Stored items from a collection
:::::
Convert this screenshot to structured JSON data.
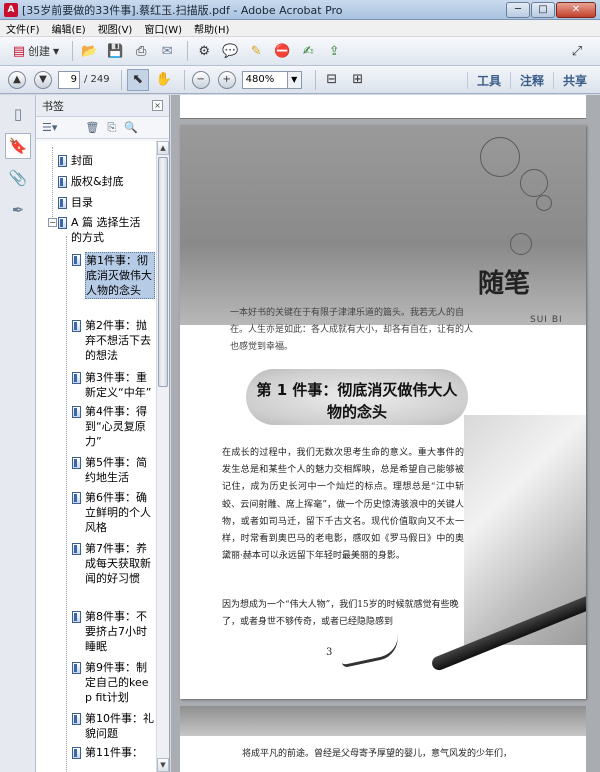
{
  "window": {
    "title": "[35岁前要做的33件事].蔡红玉.扫描版.pdf - Adobe Acrobat Pro",
    "app_icon": "A",
    "min_label": "─",
    "max_label": "□",
    "close_label": "✕"
  },
  "menu": [
    "文件(F)",
    "编辑(E)",
    "视图(V)",
    "窗口(W)",
    "帮助(H)"
  ],
  "toolbar": {
    "create_label": "创建",
    "page_current": "9",
    "page_total": "/ 249",
    "zoom": "480%",
    "right_tabs": [
      "工具",
      "注释",
      "共享"
    ]
  },
  "panel": {
    "title": "书签",
    "close_label": "×"
  },
  "bookmarks": [
    {
      "label": "封面"
    },
    {
      "label": "版权&封底"
    },
    {
      "label": "目录"
    },
    {
      "label": "A 篇 选择生活的方式",
      "expander": "−"
    },
    {
      "label": "第1件事：彻底消灭做伟大人物的念头",
      "selected": true
    },
    {
      "label": "第2件事：抛弃不想活下去的想法"
    },
    {
      "label": "第3件事：重新定义“中年”"
    },
    {
      "label": "第4件事：得到“心灵复原力”"
    },
    {
      "label": "第5件事：简约地生活"
    },
    {
      "label": "第6件事：确立鲜明的个人风格"
    },
    {
      "label": "第7件事：养成每天获取新闻的好习惯"
    },
    {
      "label": "第8件事：不要挤占7小时睡眠"
    },
    {
      "label": "第9件事：制定自己的keep fit计划"
    },
    {
      "label": "第10件事：礼貌问题"
    },
    {
      "label": "第11件事："
    }
  ],
  "document": {
    "side_title": "随笔",
    "side_title_en": "SUI BI",
    "intro": "一本好书的关键在于有限子津津乐道的篇头。我若无人的自在。人生亦是如此：各人成就有大小，却各有自在，让有的人也感觉到幸福。",
    "chapter_title": "第 1 件事：彻底消灭做伟大人物的念头",
    "body_text": "在成长的过程中，我们无数次思考生命的意义。重大事件的发生总是和某些个人的魅力交相辉映，总是希望自己能够被记住，成为历史长河中一个灿烂的标点。理想总是“江中斩蛟、云间射雕、席上挥毫”，做一个历史惊涛骇浪中的关键人物，或者如司马迁，留下千古文名。现代价值取向又不太一样，时常看到奥巴马的老电影，感叹如《罗马假日》中的奥黛丽·赫本可以永远留下年轻时最美丽的身影。",
    "body_text2": "因为想成为一个“伟大人物”，我们15岁的时候就感觉有些晚了，或者身世不够传奇，或者已经隐隐感到",
    "page_number": "3",
    "page2_text": "将成平凡的前途。曾经是父母寄予厚望的婴儿，意气风发的少年们，"
  }
}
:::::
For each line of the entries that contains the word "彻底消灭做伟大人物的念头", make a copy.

- [ANSWER SECTION]:
      "label": "第1件事：彻底消灭做伟大人物的念头",
    "chapter_title": "第 1 件事：彻底消灭做伟大人物的念头",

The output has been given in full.